Sorry, I'm late to this thread. Bitrate and encoding is a complex topic. I'll do my best to shed some light on what's going on here.
To answer the question from the OP, the warning is there because we had a lot of people who would push the quality all the way up to 90% or 100% and then complain that they got a much larger file with little improvement in visual quality. That's expected, because the quality slider is hooked up (inversely) to a constant quantizer parameter. The net effect is that linear increases in the quality % result in an exponential increase in file size.
So why not just remove the upper quality range as an option? Well, as pointed out in this thread, sometimes users *want* max quality, and don't care about file size. There are times when that's useful. But note that the visual quality difference between say 85% and 100% is sometimes very slight, yet the file may be *much* bigger. A larger MP4 file can cause long upload or download times, and in some cases, playback stuttering if the MP4 is placed on a network drive or other drive with slower disk access times.
Now let's talk about YouTube and Vimeo. When you upload a video to these sites, they are transcoding your video (making multiple copies of your original) at different dimensions and bitrates. This happens during the "processing" step, which begins immediately after the upload completes. This is done so that they can optimize the viewing experience for many different devices, bandwidths, etc. So the video you're watching on YouTube isn't actually the same bits you uploaded. Knowing that fact changes things a bit. Since the video coming out of Camtasia isn't the video being downloaded by your viewer, the file size only affects your upload time to YouTube and Vimeo, and this has no effect on the experience of the viewer, because these sites will fix that for you. So for YouTube and Vimeo, the video and audio quality are the most important things. The encoding guidelines are given to help you upload videos of high quality.
Ok, onto bitrate. The bitrate setting on an encoder is a constraint. It sets a target or max amount of bits (file size) that the encoder is allowed to use for a second of video. If a section of video hits this cap, the encoder lowers the visual quality for that section in order to meet the bitrate constraint. If the bitrate is not allowed to vary, and the bitrate is too low, the video may have complex, high motion sections that are blocky or blurry. Starting from that video, you can't get that quality back. You have to re-produce starting from the original at a higher bitrate so that those sections don't hit the bitrate constraint. That's why YouTube and Vimeo list bitrates that are on the high side. They don't want you to upload video that's been over compressed, because they can't do anything to fix it.
But there's another way to encode video. It's called constant quality variable bitrate encoding. The idea here is to NOT put a bitrate constraint on the encoder. Instead, we allow the bitrate to vary, as needed, according to the complexity of the video. This has the desirable effect that the video maintains a similar visual quality throughout, while only using as much file size as is necessary for a particular section of video. The result is a well compressed video that doesn't get blocky or blurry during any high motion sequences.

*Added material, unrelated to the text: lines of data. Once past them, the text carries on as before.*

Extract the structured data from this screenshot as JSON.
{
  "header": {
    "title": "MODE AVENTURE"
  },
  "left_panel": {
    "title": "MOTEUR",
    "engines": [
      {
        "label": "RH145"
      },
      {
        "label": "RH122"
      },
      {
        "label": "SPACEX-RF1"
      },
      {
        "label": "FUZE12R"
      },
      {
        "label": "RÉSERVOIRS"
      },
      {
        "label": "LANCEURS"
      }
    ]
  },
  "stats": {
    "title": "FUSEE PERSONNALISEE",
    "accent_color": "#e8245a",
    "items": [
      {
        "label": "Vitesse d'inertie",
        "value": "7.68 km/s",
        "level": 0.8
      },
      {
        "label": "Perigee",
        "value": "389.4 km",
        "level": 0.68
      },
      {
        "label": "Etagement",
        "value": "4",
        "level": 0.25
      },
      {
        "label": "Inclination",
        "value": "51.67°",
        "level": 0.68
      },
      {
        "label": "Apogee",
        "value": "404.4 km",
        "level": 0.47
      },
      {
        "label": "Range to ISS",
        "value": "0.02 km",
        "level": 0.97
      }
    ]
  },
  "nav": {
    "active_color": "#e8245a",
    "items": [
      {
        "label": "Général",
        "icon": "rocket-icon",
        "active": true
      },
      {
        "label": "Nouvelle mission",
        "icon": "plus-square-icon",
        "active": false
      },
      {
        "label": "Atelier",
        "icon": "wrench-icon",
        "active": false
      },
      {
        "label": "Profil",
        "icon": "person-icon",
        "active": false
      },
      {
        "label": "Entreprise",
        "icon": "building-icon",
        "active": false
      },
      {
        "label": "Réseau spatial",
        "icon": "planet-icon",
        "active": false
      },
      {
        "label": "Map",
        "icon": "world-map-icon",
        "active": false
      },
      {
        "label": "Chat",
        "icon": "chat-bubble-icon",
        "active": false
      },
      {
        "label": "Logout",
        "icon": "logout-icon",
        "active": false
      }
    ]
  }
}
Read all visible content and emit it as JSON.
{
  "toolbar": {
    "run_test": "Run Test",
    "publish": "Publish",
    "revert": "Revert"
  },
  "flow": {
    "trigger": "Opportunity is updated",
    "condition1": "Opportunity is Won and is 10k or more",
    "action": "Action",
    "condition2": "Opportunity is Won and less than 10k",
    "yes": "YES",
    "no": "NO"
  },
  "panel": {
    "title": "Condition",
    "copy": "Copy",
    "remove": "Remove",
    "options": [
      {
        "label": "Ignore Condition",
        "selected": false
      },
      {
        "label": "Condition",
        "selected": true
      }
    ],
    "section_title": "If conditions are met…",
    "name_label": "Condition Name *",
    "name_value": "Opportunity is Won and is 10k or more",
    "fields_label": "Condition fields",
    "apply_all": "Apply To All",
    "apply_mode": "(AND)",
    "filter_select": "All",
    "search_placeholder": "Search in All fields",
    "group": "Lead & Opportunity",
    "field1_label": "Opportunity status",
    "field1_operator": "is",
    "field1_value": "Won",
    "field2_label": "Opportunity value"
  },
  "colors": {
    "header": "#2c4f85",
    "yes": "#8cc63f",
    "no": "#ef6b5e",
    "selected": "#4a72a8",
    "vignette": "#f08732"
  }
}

This second approach is Camtasia's default for MP4. For complex sections of the video, it will use a higher bitrate than for less complex sections. So the content of the video affects the file size. This is where screen recordings are different than camera footage. Consider a recording of your screen at 30 frames per sec. Most of the time, the screen is very static and doesn't change much from one frame to the next. There's a lot of redundant temporal information, and that makes the video highly compressible. The same is not true with real world video that you record with your phone or video camera, especially if there's motion from the camera, or from whatever is being filmed. This content is less compressible, and generally requires a larger size to maintain the same visual quality.
So why does Vimeo sometimes warn when you upload a video from Camtasia? Put simply, because the video is smaller than they expect. They look at the file size of the video, and the length, and if it's smaller than a threshold, they guess that the video may be of low visual quality. But is it? Watch it and decide for yourself. The important thing is that you're uploading something of high visual quality. Well compressed camera video is going to be much larger than well compressed screen video. Their threshold probably works well for camera video, but not to low-motion screen video.
Sorry for the long post. As I said in the beginning, bitrate is a complicated topic. If you've read this far, I hope you've found this post helpful.